What is expected: A verbatim copy of the listing is needed; pictures are to be left out.

Task data:
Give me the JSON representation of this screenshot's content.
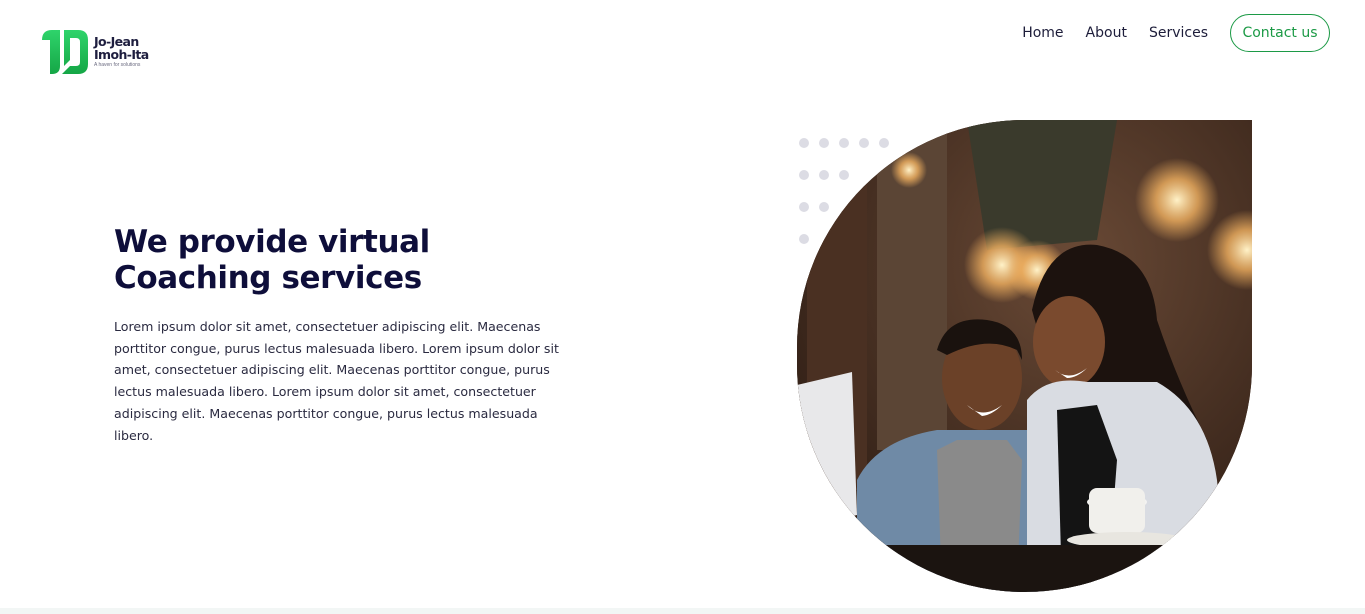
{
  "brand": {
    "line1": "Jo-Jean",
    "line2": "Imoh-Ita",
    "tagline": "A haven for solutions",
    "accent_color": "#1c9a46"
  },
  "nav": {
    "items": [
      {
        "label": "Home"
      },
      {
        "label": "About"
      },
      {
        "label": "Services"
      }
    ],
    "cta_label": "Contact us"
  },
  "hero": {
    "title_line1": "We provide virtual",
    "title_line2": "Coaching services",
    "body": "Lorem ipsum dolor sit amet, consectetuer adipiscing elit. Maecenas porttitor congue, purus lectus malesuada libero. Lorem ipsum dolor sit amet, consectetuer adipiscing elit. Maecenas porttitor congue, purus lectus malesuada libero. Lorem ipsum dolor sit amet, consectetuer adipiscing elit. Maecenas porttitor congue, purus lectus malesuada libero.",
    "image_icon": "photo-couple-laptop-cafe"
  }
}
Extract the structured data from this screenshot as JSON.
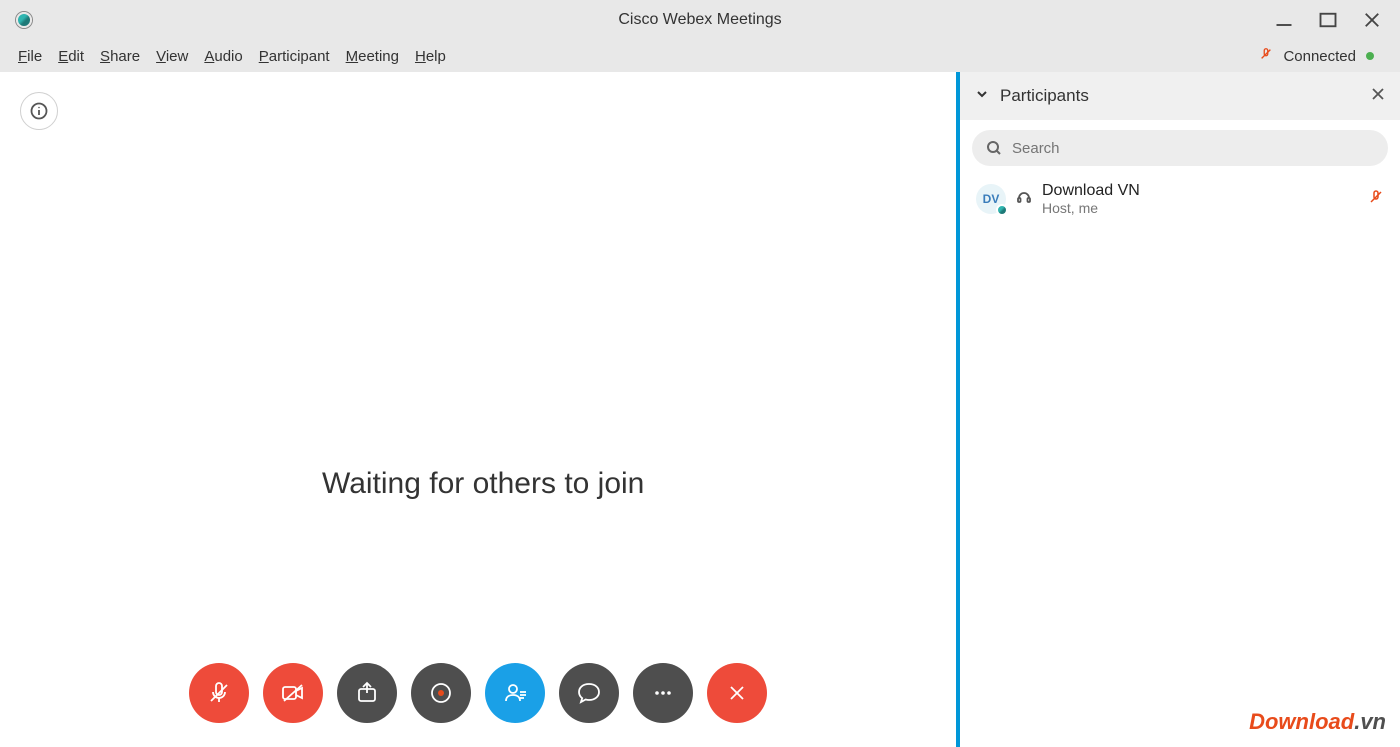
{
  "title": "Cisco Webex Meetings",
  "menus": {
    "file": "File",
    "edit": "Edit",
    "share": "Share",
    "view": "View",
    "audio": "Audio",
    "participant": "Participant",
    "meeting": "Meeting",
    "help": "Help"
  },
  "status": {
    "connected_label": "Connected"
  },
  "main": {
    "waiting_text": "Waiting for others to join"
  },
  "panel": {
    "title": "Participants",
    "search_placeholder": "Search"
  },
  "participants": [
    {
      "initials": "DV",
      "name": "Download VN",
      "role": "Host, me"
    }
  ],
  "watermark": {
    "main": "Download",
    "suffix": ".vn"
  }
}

Result of this exercise:
Give me the JSON representation of this screenshot's content.
{
  "brand": {
    "line1": "Jo-Jean",
    "line2": "Imoh-Ita",
    "tagline": "A haven for solutions",
    "accent_color": "#1c9a46"
  },
  "nav": {
    "items": [
      {
        "label": "Home"
      },
      {
        "label": "About"
      },
      {
        "label": "Services"
      }
    ],
    "cta_label": "Contact us"
  },
  "hero": {
    "title_line1": "We provide virtual",
    "title_line2": "Coaching services",
    "body": "Lorem ipsum dolor sit amet, consectetuer adipiscing elit. Maecenas porttitor congue, purus lectus malesuada libero. Lorem ipsum dolor sit amet, consectetuer adipiscing elit. Maecenas porttitor congue, purus lectus malesuada libero. Lorem ipsum dolor sit amet, consectetuer adipiscing elit. Maecenas porttitor congue, purus lectus malesuada libero.",
    "image_icon": "photo-couple-laptop-cafe"
  }
}
Extract the structured data from this screenshot as JSON.
{
  "title": "Cisco Webex Meetings",
  "menus": {
    "file": "File",
    "edit": "Edit",
    "share": "Share",
    "view": "View",
    "audio": "Audio",
    "participant": "Participant",
    "meeting": "Meeting",
    "help": "Help"
  },
  "status": {
    "connected_label": "Connected"
  },
  "main": {
    "waiting_text": "Waiting for others to join"
  },
  "panel": {
    "title": "Participants",
    "search_placeholder": "Search"
  },
  "participants": [
    {
      "initials": "DV",
      "name": "Download VN",
      "role": "Host, me"
    }
  ],
  "watermark": {
    "main": "Download",
    "suffix": ".vn"
  }
}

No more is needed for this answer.